    Alison Teeter is an eMedia consultant for those who want to take their business to the next level.

    (What does that mean? What next level? Doesn’t everyone want to go to the next level?!)

    A better example:

    Alison Teeter is an eMedia consultant who helps executive clients use eMedia marketing tools such as article marketing, online MP3 segments and guest blogging spots to create a higher profile on the internet in order to generate increased speaking and consulting fees.

    Now that is specific marketing. I know you can do the same.


  • BSR Newsletter #5: Know When to Change Your Focus

    Sometimes you can do everything right and yet the market simply won’t support your chosen focus. When this happens, it’s time to change focus. The following story about one of my clients, Dianne, llustrates this point well.
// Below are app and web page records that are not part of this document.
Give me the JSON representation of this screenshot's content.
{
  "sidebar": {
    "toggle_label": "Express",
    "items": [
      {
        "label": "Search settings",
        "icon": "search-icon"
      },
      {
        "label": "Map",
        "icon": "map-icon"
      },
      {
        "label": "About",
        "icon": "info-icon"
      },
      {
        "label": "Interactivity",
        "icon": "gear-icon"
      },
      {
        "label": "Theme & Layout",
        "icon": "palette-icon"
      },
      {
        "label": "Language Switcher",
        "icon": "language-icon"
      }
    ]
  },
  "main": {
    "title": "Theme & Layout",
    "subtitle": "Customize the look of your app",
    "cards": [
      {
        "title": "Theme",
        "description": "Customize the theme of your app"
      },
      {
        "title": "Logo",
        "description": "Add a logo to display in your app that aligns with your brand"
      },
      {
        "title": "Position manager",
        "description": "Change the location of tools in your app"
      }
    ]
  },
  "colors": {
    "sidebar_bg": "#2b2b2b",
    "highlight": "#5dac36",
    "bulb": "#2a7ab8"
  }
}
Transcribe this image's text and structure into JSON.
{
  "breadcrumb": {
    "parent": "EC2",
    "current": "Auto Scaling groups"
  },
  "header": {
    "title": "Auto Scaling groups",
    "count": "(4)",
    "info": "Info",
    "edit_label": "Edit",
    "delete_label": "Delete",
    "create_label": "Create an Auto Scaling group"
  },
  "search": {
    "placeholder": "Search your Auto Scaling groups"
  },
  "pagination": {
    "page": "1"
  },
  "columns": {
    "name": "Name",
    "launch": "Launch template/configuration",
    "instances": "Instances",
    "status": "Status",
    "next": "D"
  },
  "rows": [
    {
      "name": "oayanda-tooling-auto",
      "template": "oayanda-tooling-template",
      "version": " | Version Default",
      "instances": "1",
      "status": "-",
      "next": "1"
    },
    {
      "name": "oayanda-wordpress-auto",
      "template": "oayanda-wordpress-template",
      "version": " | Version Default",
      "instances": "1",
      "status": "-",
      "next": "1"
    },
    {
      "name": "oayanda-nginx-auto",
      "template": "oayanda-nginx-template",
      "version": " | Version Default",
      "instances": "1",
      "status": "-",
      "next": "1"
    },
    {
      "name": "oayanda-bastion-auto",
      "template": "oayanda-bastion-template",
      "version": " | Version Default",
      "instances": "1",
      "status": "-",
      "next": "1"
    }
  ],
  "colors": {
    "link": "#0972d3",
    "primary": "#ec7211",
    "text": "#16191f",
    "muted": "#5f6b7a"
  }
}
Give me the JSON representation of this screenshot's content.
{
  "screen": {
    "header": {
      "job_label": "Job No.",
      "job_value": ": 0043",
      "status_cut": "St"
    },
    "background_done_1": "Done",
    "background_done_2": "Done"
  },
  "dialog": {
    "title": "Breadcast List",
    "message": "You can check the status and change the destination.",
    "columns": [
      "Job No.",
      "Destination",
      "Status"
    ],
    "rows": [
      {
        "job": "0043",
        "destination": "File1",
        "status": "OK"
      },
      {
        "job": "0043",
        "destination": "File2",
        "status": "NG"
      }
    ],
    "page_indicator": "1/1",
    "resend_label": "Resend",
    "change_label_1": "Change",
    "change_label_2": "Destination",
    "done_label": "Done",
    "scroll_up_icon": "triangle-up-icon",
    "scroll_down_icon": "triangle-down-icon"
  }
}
    Dianne is a self-employed mediator. By background and education, she is an attorney, but she has always had a passion for conflict resolution and helping people solve problems without going to court. Diane is also fluent in Spanish, and as there were very few bi-lingual mediators practicing in her area, this seemed like a natural market on which to focus her efforts. She committed herself to being a bi-lingual mediator specializing in helping clients work through conflicts when the language barrier is a major obstacle to resolution.

    She took many steps to secure her reputation and build her network. She joined several organizations that catered to Latino businesses. She spent many hours in face-to-face meetings with other professional mediators, letting them know of her background and her Spanish skills. When she came to me we spent many of our counseling sessions brainstorming on ways she could make contact with potential clients.

    She highlighted her language capabilities on her web site. She optimized her site for search engines. She volunteered with the local mediation society. She made herself available as a volunteer to the local court systems. She stayed alive financially by bidding on mediation and conflict management engagements with the local government, who was hiring and contracting with large numbers of the growing Latino community.

    She did all this to no avail. Nothing worked. For nearly a year she would come to meet with me and we would discuss the lack of results. We would analyze, do research, study other mediators’ web sites, and dissect conversations she had had with other mediators and try to figure out how to break the impasse. We had many theories, but theories are not paying consulting jobs. Finally it became time to cut losses and move on. Dianne had put a year into the effort. Now she needed to make money for her family. She needed to move on to something that would be successful. So, with regret, Dianne changed focus. She began looking around to find a field of specialization that would have the market potential she wanted and deserved. She is a very smart, capable, highly intelligent and compassionate person. The world really needs her skills in conflict resolution.

    After much market research, Dianne decided to change her focus to water rights. She found it timely, complex and full of opportunities for resolving conflicts. We could recognize at once that water is going to be a major issue of the 21st century. Dianne went back to school and gained her credentials in the field of water-rights law. She has already connected with the groups who are facilitating agreements for the future uses of water in the vast regional water basin. She has already been hired as a paid mediator to work with some of the groups arguing over distribution of water to farms vs. factories vs. power plants.

    Letting go of her dream of working with the Latino population while using her hard earned language skills as part of her daily work was wrenching for Dianne. She tried every way she could to make it work and to build a successful career in her field of choice. Yet it was simply not to be. The time was not right. The market was not there. Dianne was correct to change her focus.